VANCOUVER - The dream of competing at the Vancouver Olympics is finally over for a group of female ski jumpers.
The Supreme Court of Canada announced Tuesday that it will not hear an appeal by the athletes. The high court, as usual, gave no reasons for its decision.
"My initial reaction was very surprised and super disappointed," said Zoya Lynch, a Whistler, B.C., resident who gave up on her ski jumping dream last year out of frustration but remained part of the legal challenge.
"I thought that they would give us a hearing and listen to our case."
The women contended the Charter of Rights governs the Olympic Games and that Vancouver organizers broke the law by hosting only men's ski jumping.
They were seeking leave to appeal two lower-court rulings that said the charter cannot dictate which sports are included in the Winter Games. The lower courts ruled that the charter does not apply to the International Olympic Committee, which made the jumping decision.
With the Games less than two months away, the women hoped the Supreme Court would expedite the case.
Deedee Corradini, president of Women's Ski Jumping USA and a vocal supporter of the legal challenge put forward by the jumpers, called the high court's ruling "disappointing."
"The athletes have been disappointed so many times and this will be another disappointment on the road," she said.
"But these women are so incredible, they don't give up, they won't give up, and we're going to keep fighting until these women are in the Olympics."
Corradini, the former mayor of Salt Lake City, Utah, said the attention will now shift to getting women's ski jumping in the 2014 Winter Games in Sochi, Russia.
"That is what we will start working on right away. And that's where our focus has to be going forward," she said.
Those sentiments were echoed by Jan Willis, whose daughter Katie was among those hoping to compete in Vancouver.
Katie could not immediately be reached for comment, but her mother said they'll continue to fight to have women's ski jumping recognized as an Olympic sport.
"The women can't give up. They've just been working so hard at this. Katie's been training with the boys that are going to be going to the Olympics since she was eight years old," Jan said.
"She doesn't want to see this happening to the next generation of young girls coming up."
Ross Clark, the lawyer who represented the women, said the case was a textbook example of gender discrimination.
"We're obviously really disappointed, not necessarily surprised but certainly disappointed," he said in an interview.
"I think it's the end of the line."
Vancouver's Olympic organizing committee, or VANOC, said in a statement it hopes the female ski jumpers have a place in future Games.

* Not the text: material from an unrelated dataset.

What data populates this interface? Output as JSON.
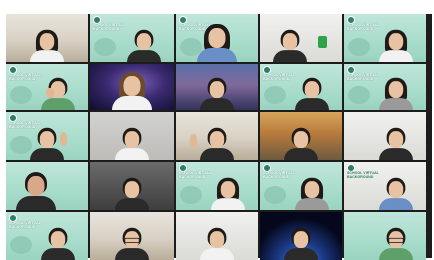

"We appreciate the Supreme Court of Canada's time and careful consideration of these complex issues," the statement, attributed to VANOC chief executive officer John Furlong, said.
"We remain supportive of these young women and of having women's ski jumping added to the roster of future Olympic Winter Games."
The women first launched a lawsuit against local organizers in May 2008, 18 months after the International Olympic Committee decided to exclude the sport.
They dropped a complaint with the Canadian Human Rights Commission when the federal government agreed to lobby the IOC. When that failed, they pursued a court case based on the charter.
The women wanted the courts to force Games organizers to either add a women's event or cancel the men's. Organizers said they could do neither.
The IOC voted not to include women's ski jumping at the 2010 Games because, according to rules in place at the time, the sport was not developed enough.
There are also Olympic rules dictating how far in advance of an Olympics a sport can be added to the program.
The women countered they have since held enough international events to qualify for consideration as an Olympic sport. They said it wouldn't be difficult for the organizers to accommodate one additional event.
Lynch said she's far from optimistic the IOC will ever include women's ski jumping in the Winter Games.
"If they think that the sport doesn't meet the technical criteria now, when are they ever going to think that? Women's ski jumping is as good as it's ever been," she said.